Records for the exercise:
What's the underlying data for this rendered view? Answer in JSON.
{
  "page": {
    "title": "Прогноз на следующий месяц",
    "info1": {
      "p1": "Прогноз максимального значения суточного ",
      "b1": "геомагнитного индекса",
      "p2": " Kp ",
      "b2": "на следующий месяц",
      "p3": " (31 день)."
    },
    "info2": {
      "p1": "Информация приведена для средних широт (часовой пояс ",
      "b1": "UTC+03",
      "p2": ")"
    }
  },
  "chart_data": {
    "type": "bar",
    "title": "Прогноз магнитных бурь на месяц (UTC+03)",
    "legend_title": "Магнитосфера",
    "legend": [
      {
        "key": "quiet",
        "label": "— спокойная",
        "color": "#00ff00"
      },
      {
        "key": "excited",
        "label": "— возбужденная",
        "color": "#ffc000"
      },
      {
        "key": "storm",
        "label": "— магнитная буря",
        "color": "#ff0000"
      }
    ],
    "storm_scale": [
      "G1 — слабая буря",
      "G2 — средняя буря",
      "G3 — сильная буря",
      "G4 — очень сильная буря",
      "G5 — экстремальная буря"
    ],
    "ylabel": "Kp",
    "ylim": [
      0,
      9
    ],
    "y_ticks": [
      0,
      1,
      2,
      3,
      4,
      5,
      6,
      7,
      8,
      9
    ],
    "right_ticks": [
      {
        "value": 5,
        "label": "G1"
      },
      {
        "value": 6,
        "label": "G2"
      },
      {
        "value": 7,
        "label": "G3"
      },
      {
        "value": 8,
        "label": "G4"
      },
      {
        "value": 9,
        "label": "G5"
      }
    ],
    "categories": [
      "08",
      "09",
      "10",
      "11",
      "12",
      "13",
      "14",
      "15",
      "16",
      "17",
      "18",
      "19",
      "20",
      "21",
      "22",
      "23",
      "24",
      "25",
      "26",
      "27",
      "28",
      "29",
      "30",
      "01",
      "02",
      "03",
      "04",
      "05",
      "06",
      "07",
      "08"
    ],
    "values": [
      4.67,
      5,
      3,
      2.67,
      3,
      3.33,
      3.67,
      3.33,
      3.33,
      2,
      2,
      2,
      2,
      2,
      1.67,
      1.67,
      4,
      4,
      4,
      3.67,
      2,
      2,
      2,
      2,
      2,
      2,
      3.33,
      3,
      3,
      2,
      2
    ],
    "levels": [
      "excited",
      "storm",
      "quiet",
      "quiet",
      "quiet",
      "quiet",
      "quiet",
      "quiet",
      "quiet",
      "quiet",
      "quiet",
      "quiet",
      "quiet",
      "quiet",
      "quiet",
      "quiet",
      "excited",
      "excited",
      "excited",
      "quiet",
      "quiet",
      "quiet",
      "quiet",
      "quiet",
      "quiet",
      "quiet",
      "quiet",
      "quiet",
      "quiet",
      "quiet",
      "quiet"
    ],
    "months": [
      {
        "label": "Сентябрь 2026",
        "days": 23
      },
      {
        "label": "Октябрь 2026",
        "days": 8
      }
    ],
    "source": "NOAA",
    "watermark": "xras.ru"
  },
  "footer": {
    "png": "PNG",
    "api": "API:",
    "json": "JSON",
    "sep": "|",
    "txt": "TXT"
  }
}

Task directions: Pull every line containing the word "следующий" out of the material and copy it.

Answer box:
    "title": "Прогноз на следующий месяц",
      "b2": "на следующий месяц",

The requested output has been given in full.